At a minimum, foreign-funded NGOs are being required to register with the local government and disclose their funding, and at the extreme they are being shut down, or at least harassed and restricted to the point where they either voluntarily shut down or cease accepting foreign funding.

NGO coalitions

NGOs frequently form coalitions, where any number of NGOs who share some common interest act as a group, with the group being treated as one larger NGO. This can be done to streamline operations, facilitate funding, and to facilitate interaction with government and intergovernmental organizations who seek to partners with these NGOs.

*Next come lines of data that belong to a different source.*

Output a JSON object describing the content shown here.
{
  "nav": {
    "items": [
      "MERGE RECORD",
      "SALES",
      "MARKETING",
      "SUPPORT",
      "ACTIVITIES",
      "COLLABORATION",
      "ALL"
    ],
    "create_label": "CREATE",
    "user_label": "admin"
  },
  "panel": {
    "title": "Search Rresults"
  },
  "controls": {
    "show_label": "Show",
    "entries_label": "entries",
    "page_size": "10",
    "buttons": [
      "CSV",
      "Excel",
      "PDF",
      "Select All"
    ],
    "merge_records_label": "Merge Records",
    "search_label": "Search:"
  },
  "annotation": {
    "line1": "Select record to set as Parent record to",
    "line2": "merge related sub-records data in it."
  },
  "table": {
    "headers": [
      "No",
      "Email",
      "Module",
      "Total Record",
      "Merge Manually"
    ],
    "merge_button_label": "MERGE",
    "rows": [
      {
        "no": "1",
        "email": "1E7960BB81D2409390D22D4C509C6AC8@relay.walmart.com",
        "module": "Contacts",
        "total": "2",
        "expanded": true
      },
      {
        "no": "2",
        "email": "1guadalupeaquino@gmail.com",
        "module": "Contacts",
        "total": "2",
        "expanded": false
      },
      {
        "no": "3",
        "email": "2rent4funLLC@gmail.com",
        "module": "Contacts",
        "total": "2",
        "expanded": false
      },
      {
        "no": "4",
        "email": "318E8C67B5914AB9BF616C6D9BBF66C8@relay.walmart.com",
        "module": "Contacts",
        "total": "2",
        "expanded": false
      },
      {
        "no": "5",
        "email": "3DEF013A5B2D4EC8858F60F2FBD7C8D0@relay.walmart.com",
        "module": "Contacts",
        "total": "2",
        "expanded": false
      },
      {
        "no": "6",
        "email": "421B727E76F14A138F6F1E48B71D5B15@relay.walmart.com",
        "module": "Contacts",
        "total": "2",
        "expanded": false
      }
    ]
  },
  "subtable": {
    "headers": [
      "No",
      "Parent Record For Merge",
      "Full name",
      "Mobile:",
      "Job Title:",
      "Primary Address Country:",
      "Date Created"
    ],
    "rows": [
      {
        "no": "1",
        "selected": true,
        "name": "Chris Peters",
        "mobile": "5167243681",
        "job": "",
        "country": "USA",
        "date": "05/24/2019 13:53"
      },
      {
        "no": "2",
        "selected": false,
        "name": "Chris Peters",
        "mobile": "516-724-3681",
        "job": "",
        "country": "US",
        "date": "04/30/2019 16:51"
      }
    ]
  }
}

Volunteers, staff, and internships

Smaller NGOs may get by strictly with volunteer staff, but larger NGOs will tend to have a full complement of paid professional staff supplemented by volunteers as well.

Volunteers may work either within the NGO or in conjunction or in sympathy with it. Informal grassroots efforts are common, with NGOs providing direction, guidance, and support.

Paid and unpaid internships are common.

Alternative spelling

The hyphenated form non-governmental organization is fairly common, but the unhyphenated form nongovernmental organization is more common and the preferred form, except that some organizations may prefer the former.

In Europe and the UK the hyphenated form combined with the s spelling of organization — non-governmental organisation — is more common.

Civil society

As noted earlier, NGOs are a key part of civil society, the third sector of society.

Civil society is defined and summarized more thoroughly in a companion informal paper, What is Civil Society? This informal paper serves as a foundation for that paper.



Jack Krupansky